Do your best to stay busy--stuff like dealing with the banking changes can help take your mind off some of the other stuff. I had a whole bunch of little projects like that to keep me occupied so I didn't just sit around worrying.
You (and your son) will be just FINE. I'd bet money on it.
Hi, this is Shelby (Shelkay1).I just had my VATS lobectomy on the 14th. It was done on a Friday & I was discharged on Monday. I will try to answer what questions I can based on my experience, but it is my understanding that no cases are the same. 1st thing I have to say is stop stressing over it; a lobectomy is your best option at beating this. If you need help with the stress/depression, ask for it! Do what you comfortably you can to get stuff done at home to make it more comfortable & keep yourself occupied now, but don't sweat the small stuff and ASK FOR HELP!

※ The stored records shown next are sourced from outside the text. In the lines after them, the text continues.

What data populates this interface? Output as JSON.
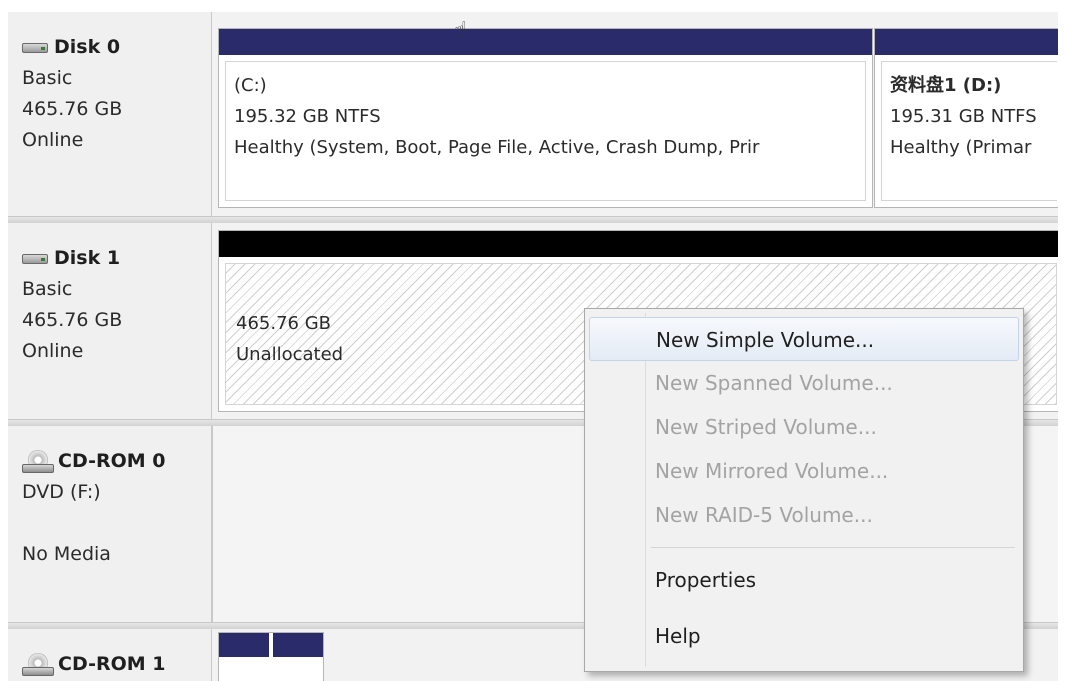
{
  "colors": {
    "primary_bar": "#2a2b6b",
    "unallocated_bar": "#000000",
    "menu_highlight": "#e3ebf5"
  },
  "disks": [
    {
      "name": "Disk 0",
      "type": "Basic",
      "size": "465.76 GB",
      "status": "Online",
      "icon": "hard-disk-icon"
    },
    {
      "name": "Disk 1",
      "type": "Basic",
      "size": "465.76 GB",
      "status": "Online",
      "icon": "hard-disk-icon"
    },
    {
      "name": "CD-ROM 0",
      "drive": "DVD (F:)",
      "status": "No Media",
      "icon": "cd-drive-icon"
    },
    {
      "name": "CD-ROM 1",
      "icon": "cd-drive-icon"
    }
  ],
  "partitions": {
    "c": {
      "name": "(C:)",
      "fs": "195.32 GB NTFS",
      "health": "Healthy (System, Boot, Page File, Active, Crash Dump, Prir"
    },
    "d": {
      "name": "资料盘1 (D:)",
      "fs": "195.31 GB NTFS",
      "health": "Healthy (Primar"
    },
    "unallocated": {
      "size": "465.76 GB",
      "label": "Unallocated"
    }
  },
  "context_menu": {
    "items": [
      {
        "label": "New Simple Volume...",
        "enabled": true,
        "highlighted": true
      },
      {
        "label": "New Spanned Volume...",
        "enabled": false
      },
      {
        "label": "New Striped Volume...",
        "enabled": false
      },
      {
        "label": "New Mirrored Volume...",
        "enabled": false
      },
      {
        "label": "New RAID-5 Volume...",
        "enabled": false
      },
      {
        "label": "Properties",
        "enabled": true
      },
      {
        "label": "Help",
        "enabled": true
      }
    ]
  }
}
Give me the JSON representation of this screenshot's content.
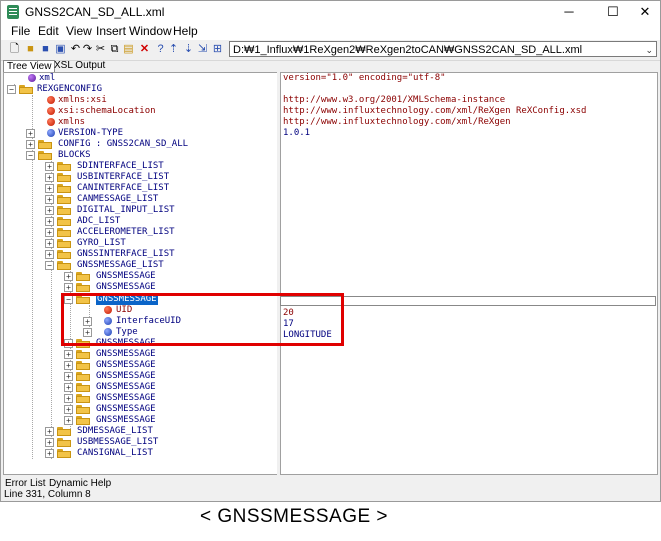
{
  "window": {
    "title": "GNSS2CAN_SD_ALL.xml",
    "controls": {
      "minimize": "─",
      "maximize": "☐",
      "close": "✕"
    }
  },
  "menu": [
    "File",
    "Edit",
    "View",
    "Insert",
    "Window",
    "Help"
  ],
  "toolbar": {
    "icons": [
      "new-file-icon",
      "open-folder-icon",
      "save-icon",
      "save-all-icon",
      "undo-icon",
      "redo-icon",
      "cut-icon",
      "copy-icon",
      "paste-icon",
      "delete-icon",
      "help-icon",
      "insert-before-icon",
      "insert-after-icon",
      "insert-child-icon",
      "insert-attribute-icon"
    ],
    "path": "D:₩1_Influx₩1ReXgen2₩ReXgen2toCAN₩GNSS2CAN_SD_ALL.xml"
  },
  "tabs": {
    "tree_view": "Tree View",
    "xsl_output": "XSL Output"
  },
  "tree": [
    {
      "label": "xml",
      "icon": "purple"
    },
    {
      "label": "REXGENCONFIG",
      "icon": "folder"
    },
    {
      "label": "xmlns:xsi",
      "icon": "red"
    },
    {
      "label": "xsi:schemaLocation",
      "icon": "red"
    },
    {
      "label": "xmlns",
      "icon": "red"
    },
    {
      "label": "VERSION-TYPE",
      "icon": "blue"
    },
    {
      "label": "CONFIG : GNSS2CAN_SD_ALL",
      "icon": "folder"
    },
    {
      "label": "BLOCKS",
      "icon": "folder"
    },
    {
      "label": "SDINTERFACE_LIST",
      "icon": "folder"
    },
    {
      "label": "USBINTERFACE_LIST",
      "icon": "folder"
    },
    {
      "label": "CANINTERFACE_LIST",
      "icon": "folder"
    },
    {
      "label": "CANMESSAGE_LIST",
      "icon": "folder"
    },
    {
      "label": "DIGITAL_INPUT_LIST",
      "icon": "folder"
    },
    {
      "label": "ADC_LIST",
      "icon": "folder"
    },
    {
      "label": "ACCELEROMETER_LIST",
      "icon": "folder"
    },
    {
      "label": "GYRO_LIST",
      "icon": "folder"
    },
    {
      "label": "GNSSINTERFACE_LIST",
      "icon": "folder"
    },
    {
      "label": "GNSSMESSAGE_LIST",
      "icon": "folder"
    },
    {
      "label": "GNSSMESSAGE",
      "icon": "folder"
    },
    {
      "label": "GNSSMESSAGE",
      "icon": "folder"
    },
    {
      "label": "GNSSMESSAGE",
      "icon": "folder"
    },
    {
      "label": "UID",
      "icon": "red"
    },
    {
      "label": "InterfaceUID",
      "icon": "blue"
    },
    {
      "label": "Type",
      "icon": "blue"
    },
    {
      "label": "GNSSMESSAGE",
      "icon": "folder"
    },
    {
      "label": "GNSSMESSAGE",
      "icon": "folder"
    },
    {
      "label": "GNSSMESSAGE",
      "icon": "folder"
    },
    {
      "label": "GNSSMESSAGE",
      "icon": "folder"
    },
    {
      "label": "GNSSMESSAGE",
      "icon": "folder"
    },
    {
      "label": "GNSSMESSAGE",
      "icon": "folder"
    },
    {
      "label": "GNSSMESSAGE",
      "icon": "folder"
    },
    {
      "label": "GNSSMESSAGE",
      "icon": "folder"
    },
    {
      "label": "SDMESSAGE_LIST",
      "icon": "folder"
    },
    {
      "label": "USBMESSAGE_LIST",
      "icon": "folder"
    },
    {
      "label": "CANSIGNAL_LIST",
      "icon": "folder"
    }
  ],
  "values": [
    "version=\"1.0\" encoding=\"utf-8\"",
    "http://www.w3.org/2001/XMLSchema-instance",
    "http://www.influxtechnology.com/xml/ReXgen ReXConfig.xsd",
    "http://www.influxtechnology.com/xml/ReXgen",
    "1.0.1",
    "20",
    "17",
    "LONGITUDE"
  ],
  "bottom_tabs": {
    "error_list": "Error List",
    "dynamic_help": "Dynamic Help"
  },
  "status": "Line 331, Column 8",
  "caption": "< GNSSMESSAGE >",
  "colors": {
    "selection": "#0a64c8",
    "highlight_box": "#e00000",
    "tag_text": "#00007f",
    "attr_text": "#8b0000"
  }
}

1) My medianoscopy was done about 6 weeks prior to lobectomy. It came back clean, surgeon said if anything came back in the lymph nodes, lobectomy was not doable. Chemo or radiation would be required 1st. I'd guess because of your family situation & distance they are doing it all at once for your benefit.
2) Hygiene can probably different in each case,too. My incisions were "glued" shut so after tube was out, I would have been able to shower as soon as I wanted; same with brushing my teeth. I maybe shouldn't say this, but I was in so much pain the 1st couple of days, it was not high on my list of priorities.
3 & 4) Anytime you have surgery, blood clots are always a possibility. The longer the surgery & the longer it takes for you to get moving, the greater your risk. They did use the inflatable things on my legs all the time I was in bed; when in the chair I was encouraged to rotate my ankles & tap my foot. It was me who was sent home on blood thinners. It is normal practice for my thoracic surgeon, I was told about it in advance. It is enoxaprin, I do it twice a day in my belly (very much like an insulin injection). They sent me home with a 4 week supply.
I do know I have cancer, adinocarcinoma. I also have histoplasmosis, a fungal infection. My cancer has not yet been staged, hopefully I'll get some answers Tuesday when I go for my follow up apt.
Lastly... just breathe... you can do this! I was told the alternative to dealing with this is dying with it. I'm not ready to let it have me without a fight.